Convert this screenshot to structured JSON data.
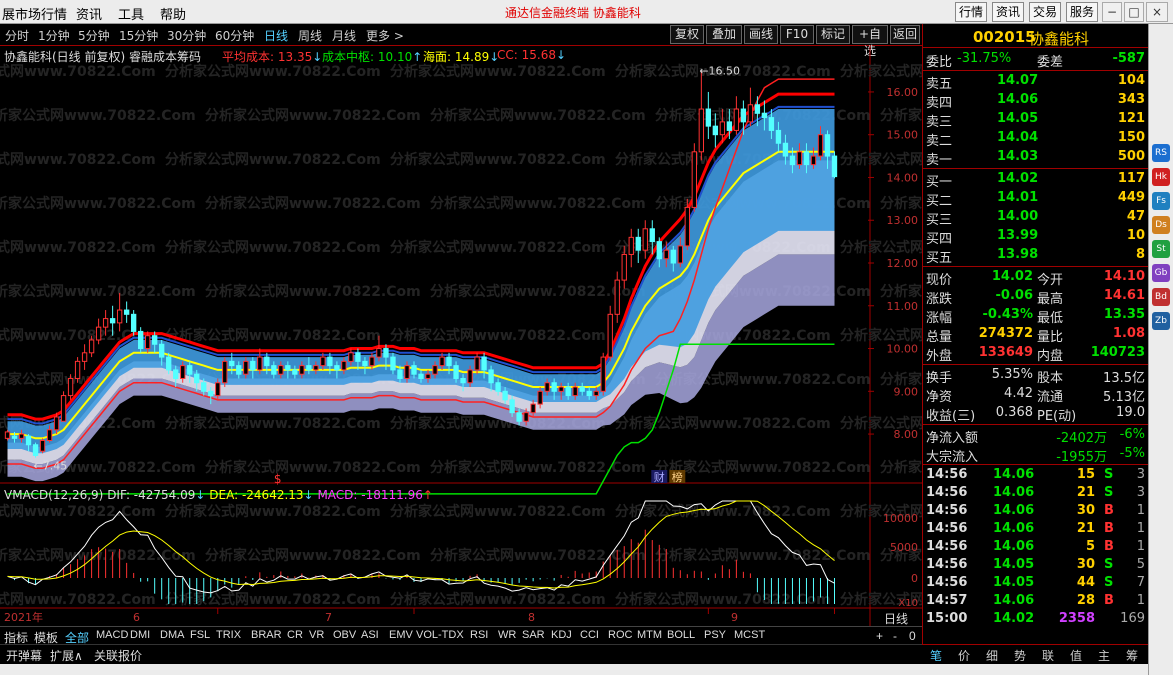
{
  "menu": {
    "items": [
      "展市场行情",
      "资讯",
      "工具",
      "帮助"
    ],
    "center_title": "通达信金融终端    协鑫能科",
    "right_buttons": [
      "行情",
      "资讯",
      "交易",
      "服务"
    ],
    "window_buttons": [
      "−",
      "□",
      "×"
    ]
  },
  "periods": {
    "items": [
      "分时",
      "1分钟",
      "5分钟",
      "15分钟",
      "30分钟",
      "60分钟",
      "日线",
      "周线",
      "月线",
      "更多 >"
    ],
    "active": "日线"
  },
  "toolbar": [
    "复权",
    "叠加",
    "画线",
    "F10",
    "标记",
    "+自选",
    "返回"
  ],
  "chart_header": {
    "title": "协鑫能科(日线 前复权) 睿融成本筹码",
    "avg_cost": "平均成本: 13.35",
    "cost_center": "成本中枢: 10.10",
    "sea": "海面: 14.89",
    "cc": "CC: 15.68"
  },
  "price_axis": [
    "16.00",
    "15.00",
    "14.00",
    "13.00",
    "12.00",
    "11.00",
    "10.00",
    "9.00",
    "8.00"
  ],
  "macd_axis": [
    "10000",
    "5000",
    "0"
  ],
  "macd_axis_unit": "X10",
  "annotations": {
    "high": "16.50",
    "low": "7.45",
    "dollar": "$",
    "badge_cai": "财",
    "badge_bang": "榜"
  },
  "x_labels": {
    "year": "2021年",
    "months": [
      "6",
      "7",
      "8",
      "9"
    ],
    "period": "日线"
  },
  "macd_header": {
    "name": "VMACD(12,26,9)",
    "dif": "DIF: -42754.09",
    "dea": "DEA: -24642.13",
    "macd": "MACD: -18111.96"
  },
  "watermark": "分析家公式网www.70822.Com",
  "colors": {
    "up": "#ff3232",
    "down": "#54ffff",
    "yellow": "#ffff00",
    "green_line": "#00e000",
    "red_line": "#ff0000",
    "blue_band": "#3f9be0",
    "lavender": "#a8a8e0",
    "accent_yellow": "#ffd000",
    "panel_border": "#a00000"
  },
  "chart_data": {
    "type": "candlestick",
    "ylim": [
      7.3,
      16.7
    ],
    "candles": [
      [
        7.9,
        8.05,
        7.85,
        8.1
      ],
      [
        7.95,
        7.9,
        7.8,
        8.05
      ],
      [
        7.9,
        8.0,
        7.8,
        8.1
      ],
      [
        7.95,
        7.75,
        7.6,
        8.0
      ],
      [
        7.75,
        7.5,
        7.45,
        7.8
      ],
      [
        7.6,
        7.85,
        7.55,
        7.9
      ],
      [
        7.85,
        8.1,
        7.8,
        8.2
      ],
      [
        8.1,
        8.4,
        8.0,
        8.5
      ],
      [
        8.3,
        8.9,
        8.3,
        9.0
      ],
      [
        8.9,
        9.3,
        8.8,
        9.4
      ],
      [
        9.3,
        9.7,
        9.2,
        9.8
      ],
      [
        9.7,
        9.9,
        9.5,
        10.1
      ],
      [
        9.9,
        10.2,
        9.8,
        10.3
      ],
      [
        10.2,
        10.5,
        10.1,
        10.7
      ],
      [
        10.5,
        10.7,
        10.3,
        10.9
      ],
      [
        10.7,
        10.6,
        10.3,
        11.0
      ],
      [
        10.6,
        10.9,
        10.4,
        11.3
      ],
      [
        10.9,
        10.8,
        10.6,
        11.1
      ],
      [
        10.8,
        10.4,
        10.3,
        10.9
      ],
      [
        10.4,
        10.0,
        9.9,
        10.5
      ],
      [
        10.0,
        10.3,
        9.9,
        10.4
      ],
      [
        10.3,
        10.1,
        9.9,
        10.4
      ],
      [
        10.1,
        9.8,
        9.6,
        10.2
      ],
      [
        9.8,
        9.5,
        9.4,
        9.9
      ],
      [
        9.5,
        9.3,
        9.1,
        9.6
      ],
      [
        9.3,
        9.6,
        9.2,
        9.7
      ],
      [
        9.6,
        9.4,
        9.2,
        9.7
      ],
      [
        9.4,
        9.2,
        9.0,
        9.5
      ],
      [
        9.2,
        9.0,
        8.9,
        9.3
      ],
      [
        9.0,
        8.9,
        8.7,
        9.1
      ],
      [
        8.9,
        9.2,
        8.8,
        9.3
      ],
      [
        9.2,
        9.7,
        9.1,
        9.8
      ],
      [
        9.7,
        9.6,
        9.4,
        9.9
      ],
      [
        9.6,
        9.4,
        9.3,
        9.7
      ],
      [
        9.4,
        9.7,
        9.3,
        9.8
      ],
      [
        9.7,
        9.5,
        9.3,
        9.8
      ],
      [
        9.5,
        9.8,
        9.4,
        10.0
      ],
      [
        9.8,
        9.6,
        9.4,
        9.9
      ],
      [
        9.6,
        9.4,
        9.3,
        9.7
      ],
      [
        9.4,
        9.6,
        9.3,
        9.7
      ],
      [
        9.6,
        9.5,
        9.3,
        9.7
      ],
      [
        9.5,
        9.4,
        9.3,
        9.6
      ],
      [
        9.4,
        9.6,
        9.3,
        9.7
      ],
      [
        9.6,
        9.5,
        9.4,
        9.8
      ],
      [
        9.5,
        9.6,
        9.4,
        9.7
      ],
      [
        9.6,
        9.8,
        9.5,
        9.9
      ],
      [
        9.8,
        9.6,
        9.4,
        9.9
      ],
      [
        9.6,
        9.5,
        9.3,
        9.7
      ],
      [
        9.5,
        9.7,
        9.4,
        9.8
      ],
      [
        9.7,
        9.9,
        9.6,
        10.0
      ],
      [
        9.9,
        9.7,
        9.5,
        10.0
      ],
      [
        9.7,
        9.6,
        9.4,
        9.8
      ],
      [
        9.6,
        9.8,
        9.5,
        9.9
      ],
      [
        9.8,
        10.0,
        9.7,
        10.3
      ],
      [
        10.0,
        9.8,
        9.5,
        10.1
      ],
      [
        9.8,
        9.5,
        9.4,
        9.9
      ],
      [
        9.5,
        9.3,
        9.2,
        9.6
      ],
      [
        9.3,
        9.6,
        9.2,
        9.7
      ],
      [
        9.6,
        9.4,
        9.3,
        9.7
      ],
      [
        9.4,
        9.3,
        9.2,
        9.5
      ],
      [
        9.3,
        9.4,
        9.2,
        9.5
      ],
      [
        9.4,
        9.6,
        9.3,
        9.7
      ],
      [
        9.6,
        9.8,
        9.5,
        9.9
      ],
      [
        9.8,
        9.6,
        9.4,
        9.9
      ],
      [
        9.6,
        9.3,
        9.2,
        9.7
      ],
      [
        9.3,
        9.2,
        9.0,
        9.4
      ],
      [
        9.2,
        9.5,
        9.1,
        9.6
      ],
      [
        9.5,
        9.8,
        9.4,
        9.9
      ],
      [
        9.8,
        9.5,
        9.3,
        9.9
      ],
      [
        9.5,
        9.2,
        9.0,
        9.6
      ],
      [
        9.2,
        9.0,
        8.9,
        9.3
      ],
      [
        9.0,
        8.8,
        8.7,
        9.1
      ],
      [
        8.8,
        8.5,
        8.4,
        8.9
      ],
      [
        8.5,
        8.3,
        8.2,
        8.6
      ],
      [
        8.3,
        8.5,
        8.2,
        8.6
      ],
      [
        8.5,
        8.7,
        8.4,
        8.8
      ],
      [
        8.7,
        9.0,
        8.6,
        9.1
      ],
      [
        9.0,
        9.2,
        8.9,
        9.3
      ],
      [
        9.2,
        9.0,
        8.8,
        9.3
      ],
      [
        9.0,
        9.1,
        8.8,
        9.2
      ],
      [
        9.1,
        8.9,
        8.8,
        9.2
      ],
      [
        8.9,
        9.1,
        8.8,
        9.2
      ],
      [
        9.1,
        9.0,
        8.9,
        9.2
      ],
      [
        9.0,
        8.9,
        8.8,
        9.1
      ],
      [
        8.9,
        9.0,
        8.8,
        9.1
      ],
      [
        9.0,
        9.8,
        8.9,
        9.9
      ],
      [
        9.8,
        10.8,
        9.7,
        11.0
      ],
      [
        10.8,
        11.6,
        10.6,
        11.8
      ],
      [
        11.6,
        12.2,
        11.4,
        12.4
      ],
      [
        12.2,
        12.6,
        11.9,
        12.8
      ],
      [
        12.6,
        12.3,
        12.0,
        12.8
      ],
      [
        12.3,
        12.8,
        12.1,
        13.0
      ],
      [
        12.8,
        12.5,
        12.2,
        13.0
      ],
      [
        12.5,
        12.1,
        11.9,
        12.6
      ],
      [
        12.1,
        12.3,
        11.9,
        12.5
      ],
      [
        12.3,
        12.0,
        11.8,
        12.4
      ],
      [
        12.0,
        12.4,
        11.9,
        12.6
      ],
      [
        12.4,
        13.3,
        12.3,
        13.5
      ],
      [
        13.3,
        14.6,
        13.2,
        14.8
      ],
      [
        14.6,
        15.6,
        14.4,
        16.5
      ],
      [
        15.6,
        15.2,
        14.9,
        16.0
      ],
      [
        15.2,
        15.0,
        14.7,
        15.5
      ],
      [
        15.0,
        15.3,
        14.8,
        15.6
      ],
      [
        15.3,
        15.1,
        14.9,
        15.6
      ],
      [
        15.1,
        15.6,
        15.0,
        15.9
      ],
      [
        15.6,
        15.3,
        15.0,
        15.8
      ],
      [
        15.3,
        15.7,
        15.2,
        16.1
      ],
      [
        15.7,
        15.5,
        15.2,
        15.9
      ],
      [
        15.5,
        15.4,
        15.1,
        15.8
      ],
      [
        15.4,
        15.1,
        14.9,
        15.6
      ],
      [
        15.1,
        14.8,
        14.6,
        15.3
      ],
      [
        14.8,
        14.5,
        14.3,
        15.0
      ],
      [
        14.5,
        14.3,
        14.1,
        14.7
      ],
      [
        14.3,
        14.6,
        14.2,
        14.8
      ],
      [
        14.6,
        14.3,
        14.1,
        14.8
      ],
      [
        14.3,
        14.5,
        14.2,
        14.7
      ],
      [
        14.5,
        15.0,
        14.4,
        15.2
      ],
      [
        15.0,
        14.5,
        14.2,
        15.1
      ],
      [
        14.5,
        14.02,
        13.98,
        14.61
      ]
    ],
    "ma_yellow": [
      8.0,
      8.0,
      8.0,
      7.95,
      7.9,
      7.9,
      7.95,
      8.0,
      8.1,
      8.3,
      8.5,
      8.7,
      8.9,
      9.1,
      9.3,
      9.5,
      9.7,
      9.8,
      9.9,
      9.9,
      9.9,
      9.9,
      9.9,
      9.85,
      9.8,
      9.75,
      9.7,
      9.65,
      9.6,
      9.55,
      9.5,
      9.5,
      9.5,
      9.5,
      9.5,
      9.5,
      9.5,
      9.5,
      9.5,
      9.5,
      9.5,
      9.5,
      9.5,
      9.5,
      9.5,
      9.5,
      9.5,
      9.5,
      9.5,
      9.55,
      9.55,
      9.55,
      9.55,
      9.6,
      9.6,
      9.6,
      9.55,
      9.55,
      9.55,
      9.5,
      9.5,
      9.5,
      9.5,
      9.5,
      9.5,
      9.45,
      9.45,
      9.45,
      9.45,
      9.4,
      9.35,
      9.3,
      9.25,
      9.2,
      9.15,
      9.1,
      9.1,
      9.1,
      9.1,
      9.1,
      9.1,
      9.1,
      9.1,
      9.1,
      9.1,
      9.2,
      9.4,
      9.7,
      10.0,
      10.4,
      10.7,
      11.0,
      11.2,
      11.4,
      11.5,
      11.6,
      11.7,
      11.9,
      12.2,
      12.6,
      13.0,
      13.3,
      13.5,
      13.7,
      13.9,
      14.1,
      14.2,
      14.3,
      14.4,
      14.5,
      14.6,
      14.6,
      14.6,
      14.6,
      14.6,
      14.6,
      14.6,
      14.6,
      14.6
    ],
    "cost_center_line": [
      6.6,
      6.6,
      6.6,
      6.6,
      6.6,
      6.6,
      6.6,
      6.6,
      6.6,
      6.6,
      6.6,
      6.6,
      6.6,
      6.6,
      6.6,
      6.6,
      6.6,
      6.6,
      6.6,
      6.6,
      6.6,
      6.6,
      6.6,
      6.6,
      6.6,
      6.6,
      6.6,
      6.6,
      6.6,
      6.6,
      6.6,
      6.6,
      6.6,
      6.6,
      6.6,
      6.6,
      6.6,
      6.6,
      6.6,
      6.6,
      6.6,
      6.6,
      6.6,
      6.6,
      6.6,
      6.6,
      6.6,
      6.6,
      6.6,
      6.6,
      6.6,
      6.6,
      6.6,
      6.6,
      6.6,
      6.6,
      6.6,
      6.6,
      6.6,
      6.6,
      6.6,
      6.6,
      6.6,
      6.6,
      6.6,
      6.6,
      6.6,
      6.6,
      6.6,
      6.6,
      6.6,
      6.6,
      6.6,
      6.6,
      6.6,
      6.6,
      6.6,
      6.6,
      6.6,
      6.6,
      6.6,
      6.6,
      6.6,
      6.6,
      6.6,
      6.9,
      7.2,
      7.5,
      7.7,
      7.8,
      7.8,
      7.9,
      8.1,
      8.5,
      9.0,
      9.5,
      10.1,
      10.1,
      10.1,
      10.1,
      10.1,
      10.1,
      10.1,
      10.1,
      10.1,
      10.1,
      10.1,
      10.1,
      10.1,
      10.1,
      10.1,
      10.1,
      10.1,
      10.1,
      10.1,
      10.1,
      10.1,
      10.1,
      10.1
    ]
  },
  "quote": {
    "code": "002015",
    "name": "协鑫能科",
    "wei_bi_label": "委比",
    "wei_bi": "-31.75%",
    "wei_cha_label": "委差",
    "wei_cha": "-587",
    "asks": [
      {
        "label": "卖五",
        "price": "14.07",
        "vol": "104"
      },
      {
        "label": "卖四",
        "price": "14.06",
        "vol": "343"
      },
      {
        "label": "卖三",
        "price": "14.05",
        "vol": "121"
      },
      {
        "label": "卖二",
        "price": "14.04",
        "vol": "150"
      },
      {
        "label": "卖一",
        "price": "14.03",
        "vol": "500"
      }
    ],
    "bids": [
      {
        "label": "买一",
        "price": "14.02",
        "vol": "117"
      },
      {
        "label": "买二",
        "price": "14.01",
        "vol": "449"
      },
      {
        "label": "买三",
        "price": "14.00",
        "vol": "47"
      },
      {
        "label": "买四",
        "price": "13.99",
        "vol": "10"
      },
      {
        "label": "买五",
        "price": "13.98",
        "vol": "8"
      }
    ],
    "stats": [
      {
        "l1": "现价",
        "v1": "14.02",
        "c1": "#00e000",
        "l2": "今开",
        "v2": "14.10",
        "c2": "#ff3232"
      },
      {
        "l1": "涨跌",
        "v1": "-0.06",
        "c1": "#00e000",
        "l2": "最高",
        "v2": "14.61",
        "c2": "#ff3232"
      },
      {
        "l1": "涨幅",
        "v1": "-0.43%",
        "c1": "#00e000",
        "l2": "最低",
        "v2": "13.35",
        "c2": "#00e000"
      },
      {
        "l1": "总量",
        "v1": "274372",
        "c1": "#ffd000",
        "l2": "量比",
        "v2": "1.08",
        "c2": "#ff3232"
      },
      {
        "l1": "外盘",
        "v1": "133649",
        "c1": "#ff3232",
        "l2": "内盘",
        "v2": "140723",
        "c2": "#00e000"
      }
    ],
    "stats2": [
      {
        "l1": "换手",
        "v1": "5.35%",
        "l2": "股本",
        "v2": "13.5亿"
      },
      {
        "l1": "净资",
        "v1": "4.42",
        "l2": "流通",
        "v2": "5.13亿"
      },
      {
        "l1": "收益(三)",
        "v1": "0.368",
        "l2": "PE(动)",
        "v2": "19.0"
      }
    ],
    "flows": [
      {
        "label": "净流入额",
        "val": "-2402万",
        "pct": "-6%"
      },
      {
        "label": "大宗流入",
        "val": "-1955万",
        "pct": "-5%"
      }
    ],
    "ticks": [
      {
        "t": "14:56",
        "p": "14.06",
        "v": "15",
        "d": "S",
        "n": "3"
      },
      {
        "t": "14:56",
        "p": "14.06",
        "v": "21",
        "d": "S",
        "n": "3"
      },
      {
        "t": "14:56",
        "p": "14.06",
        "v": "30",
        "d": "B",
        "n": "1"
      },
      {
        "t": "14:56",
        "p": "14.06",
        "v": "21",
        "d": "B",
        "n": "1"
      },
      {
        "t": "14:56",
        "p": "14.06",
        "v": "5",
        "d": "B",
        "n": "1"
      },
      {
        "t": "14:56",
        "p": "14.05",
        "v": "30",
        "d": "S",
        "n": "5"
      },
      {
        "t": "14:56",
        "p": "14.05",
        "v": "44",
        "d": "S",
        "n": "7"
      },
      {
        "t": "14:57",
        "p": "14.06",
        "v": "28",
        "d": "B",
        "n": "1"
      },
      {
        "t": "15:00",
        "p": "14.02",
        "v": "2358",
        "d": "",
        "n": "169"
      }
    ]
  },
  "indicator_tabs": {
    "first": [
      "指标",
      "模板",
      "全部"
    ],
    "items": [
      "MACD",
      "DMI",
      "DMA",
      "FSL",
      "TRIX",
      "BRAR",
      "CR",
      "VR",
      "OBV",
      "ASI",
      "EMV",
      "VOL-TDX",
      "RSI",
      "WR",
      "SAR",
      "KDJ",
      "CCI",
      "ROC",
      "MTM",
      "BOLL",
      "PSY",
      "MCST"
    ],
    "zoom": [
      "+",
      "-",
      "0"
    ]
  },
  "bottom_bar": [
    "开弹幕",
    "扩展∧",
    "关联报价"
  ],
  "right_bottom_tabs": [
    "笔",
    "价",
    "细",
    "势",
    "联",
    "值",
    "主",
    "筹"
  ],
  "sidebar_icons": [
    "RS",
    "Hk",
    "Fs",
    "Ds",
    "St",
    "Gb",
    "Bd",
    "Zb"
  ]
}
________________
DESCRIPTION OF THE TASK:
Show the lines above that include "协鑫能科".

REPLY:
    "center_title": "通达信金融终端    协鑫能科",
    "title": "协鑫能科(日线 前复权) 睿融成本筹码",
    "name": "协鑫能科",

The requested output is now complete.